> _Your goal_
The answer must consist of every line below that contains the word "with".

[Excerpts from an interface dataset]
########

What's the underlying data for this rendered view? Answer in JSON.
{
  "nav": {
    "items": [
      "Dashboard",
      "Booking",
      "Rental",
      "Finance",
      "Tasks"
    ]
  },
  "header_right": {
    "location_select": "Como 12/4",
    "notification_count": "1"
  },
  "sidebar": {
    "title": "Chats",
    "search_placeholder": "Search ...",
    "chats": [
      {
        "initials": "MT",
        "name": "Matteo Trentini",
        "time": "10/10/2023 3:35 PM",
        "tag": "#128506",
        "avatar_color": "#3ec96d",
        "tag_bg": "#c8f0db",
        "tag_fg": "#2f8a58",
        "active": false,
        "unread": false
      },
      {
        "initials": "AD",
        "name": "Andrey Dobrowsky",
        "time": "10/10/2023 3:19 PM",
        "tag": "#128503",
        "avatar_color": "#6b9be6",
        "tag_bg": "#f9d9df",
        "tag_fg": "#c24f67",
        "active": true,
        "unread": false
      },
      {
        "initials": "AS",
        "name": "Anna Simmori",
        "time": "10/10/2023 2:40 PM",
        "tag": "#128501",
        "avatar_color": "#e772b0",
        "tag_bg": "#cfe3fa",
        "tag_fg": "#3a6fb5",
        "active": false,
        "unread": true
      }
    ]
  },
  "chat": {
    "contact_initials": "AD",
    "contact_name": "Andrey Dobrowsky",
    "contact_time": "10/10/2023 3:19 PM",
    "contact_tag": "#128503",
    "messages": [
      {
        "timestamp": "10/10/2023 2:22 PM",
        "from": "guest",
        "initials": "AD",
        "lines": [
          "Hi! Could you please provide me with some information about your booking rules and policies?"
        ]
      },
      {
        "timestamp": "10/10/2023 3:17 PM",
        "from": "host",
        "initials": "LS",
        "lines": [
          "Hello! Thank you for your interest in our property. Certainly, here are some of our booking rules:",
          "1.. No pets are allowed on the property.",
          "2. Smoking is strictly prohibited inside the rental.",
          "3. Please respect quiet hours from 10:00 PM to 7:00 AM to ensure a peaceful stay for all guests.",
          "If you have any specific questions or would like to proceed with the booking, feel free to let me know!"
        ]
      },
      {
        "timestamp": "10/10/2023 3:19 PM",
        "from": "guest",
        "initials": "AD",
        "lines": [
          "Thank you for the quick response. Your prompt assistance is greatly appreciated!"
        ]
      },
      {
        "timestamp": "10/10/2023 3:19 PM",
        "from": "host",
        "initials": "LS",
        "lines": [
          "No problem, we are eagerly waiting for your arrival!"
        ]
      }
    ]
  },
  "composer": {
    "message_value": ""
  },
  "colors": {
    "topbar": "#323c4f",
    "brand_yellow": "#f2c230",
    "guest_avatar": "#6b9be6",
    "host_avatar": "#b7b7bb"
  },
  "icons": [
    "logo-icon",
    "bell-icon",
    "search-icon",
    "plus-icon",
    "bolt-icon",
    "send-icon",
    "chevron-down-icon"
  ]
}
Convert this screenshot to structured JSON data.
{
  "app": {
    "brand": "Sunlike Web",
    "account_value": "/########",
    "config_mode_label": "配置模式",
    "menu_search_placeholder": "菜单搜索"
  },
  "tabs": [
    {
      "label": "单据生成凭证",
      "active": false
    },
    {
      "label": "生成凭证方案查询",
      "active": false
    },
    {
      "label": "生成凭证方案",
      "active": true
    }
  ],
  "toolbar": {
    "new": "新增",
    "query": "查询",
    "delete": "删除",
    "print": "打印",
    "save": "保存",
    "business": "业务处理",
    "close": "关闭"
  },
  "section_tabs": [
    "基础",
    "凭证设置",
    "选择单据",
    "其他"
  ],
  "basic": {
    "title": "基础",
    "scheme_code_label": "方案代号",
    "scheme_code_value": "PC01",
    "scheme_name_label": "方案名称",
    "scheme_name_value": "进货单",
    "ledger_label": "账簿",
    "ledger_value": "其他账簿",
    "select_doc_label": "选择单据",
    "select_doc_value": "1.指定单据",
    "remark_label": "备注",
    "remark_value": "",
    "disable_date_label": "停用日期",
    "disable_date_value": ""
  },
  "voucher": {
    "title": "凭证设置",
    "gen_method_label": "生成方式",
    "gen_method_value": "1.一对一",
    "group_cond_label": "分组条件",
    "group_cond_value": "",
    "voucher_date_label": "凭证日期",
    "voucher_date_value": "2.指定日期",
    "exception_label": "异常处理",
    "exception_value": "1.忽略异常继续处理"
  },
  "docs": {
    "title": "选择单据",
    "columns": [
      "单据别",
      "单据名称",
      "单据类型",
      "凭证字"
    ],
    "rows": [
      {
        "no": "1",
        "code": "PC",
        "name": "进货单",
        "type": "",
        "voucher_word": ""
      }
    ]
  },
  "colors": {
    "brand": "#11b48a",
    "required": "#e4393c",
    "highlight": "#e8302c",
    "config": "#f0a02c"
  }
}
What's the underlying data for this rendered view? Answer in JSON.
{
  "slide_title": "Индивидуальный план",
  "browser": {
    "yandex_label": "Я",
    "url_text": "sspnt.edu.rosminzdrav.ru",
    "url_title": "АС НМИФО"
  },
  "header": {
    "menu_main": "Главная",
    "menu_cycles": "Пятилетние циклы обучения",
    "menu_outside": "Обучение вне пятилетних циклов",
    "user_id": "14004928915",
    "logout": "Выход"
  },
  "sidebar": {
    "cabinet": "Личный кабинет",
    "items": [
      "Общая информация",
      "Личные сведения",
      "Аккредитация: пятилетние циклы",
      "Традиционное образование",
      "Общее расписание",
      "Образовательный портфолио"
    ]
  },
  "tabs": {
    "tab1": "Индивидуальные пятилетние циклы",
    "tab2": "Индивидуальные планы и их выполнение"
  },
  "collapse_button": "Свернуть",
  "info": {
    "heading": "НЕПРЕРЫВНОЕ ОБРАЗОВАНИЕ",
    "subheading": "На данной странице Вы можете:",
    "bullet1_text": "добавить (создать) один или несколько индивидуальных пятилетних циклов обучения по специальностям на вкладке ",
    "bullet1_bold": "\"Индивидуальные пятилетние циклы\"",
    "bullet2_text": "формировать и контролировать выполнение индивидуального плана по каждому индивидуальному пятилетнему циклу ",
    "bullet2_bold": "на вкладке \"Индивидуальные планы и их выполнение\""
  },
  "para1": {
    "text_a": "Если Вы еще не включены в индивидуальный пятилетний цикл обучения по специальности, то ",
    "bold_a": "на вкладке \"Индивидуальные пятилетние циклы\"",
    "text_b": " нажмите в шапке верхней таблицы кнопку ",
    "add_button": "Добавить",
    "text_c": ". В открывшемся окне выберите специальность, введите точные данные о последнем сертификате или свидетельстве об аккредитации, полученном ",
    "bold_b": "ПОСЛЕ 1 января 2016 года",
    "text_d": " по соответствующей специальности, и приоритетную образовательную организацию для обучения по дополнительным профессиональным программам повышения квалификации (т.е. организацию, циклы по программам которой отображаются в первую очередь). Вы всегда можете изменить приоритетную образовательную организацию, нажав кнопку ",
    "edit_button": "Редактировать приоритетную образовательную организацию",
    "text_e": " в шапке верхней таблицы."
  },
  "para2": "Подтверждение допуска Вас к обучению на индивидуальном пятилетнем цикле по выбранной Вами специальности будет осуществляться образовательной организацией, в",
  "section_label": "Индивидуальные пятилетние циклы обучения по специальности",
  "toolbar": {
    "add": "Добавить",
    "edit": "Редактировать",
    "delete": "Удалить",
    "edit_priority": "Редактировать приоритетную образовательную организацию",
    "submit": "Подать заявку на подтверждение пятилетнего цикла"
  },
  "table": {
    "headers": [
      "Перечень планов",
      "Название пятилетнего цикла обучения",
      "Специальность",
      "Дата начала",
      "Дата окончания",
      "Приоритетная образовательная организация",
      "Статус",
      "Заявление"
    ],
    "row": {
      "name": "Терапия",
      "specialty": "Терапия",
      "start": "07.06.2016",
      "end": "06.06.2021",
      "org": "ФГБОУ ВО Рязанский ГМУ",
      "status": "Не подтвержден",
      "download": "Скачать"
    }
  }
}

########

> _Solution to this exercise_
          "Hi! Could you please provide me with some information about your booking rules and policies?"
          "If you have any specific questions or would like to proceed with the booking, feel free to let me know!"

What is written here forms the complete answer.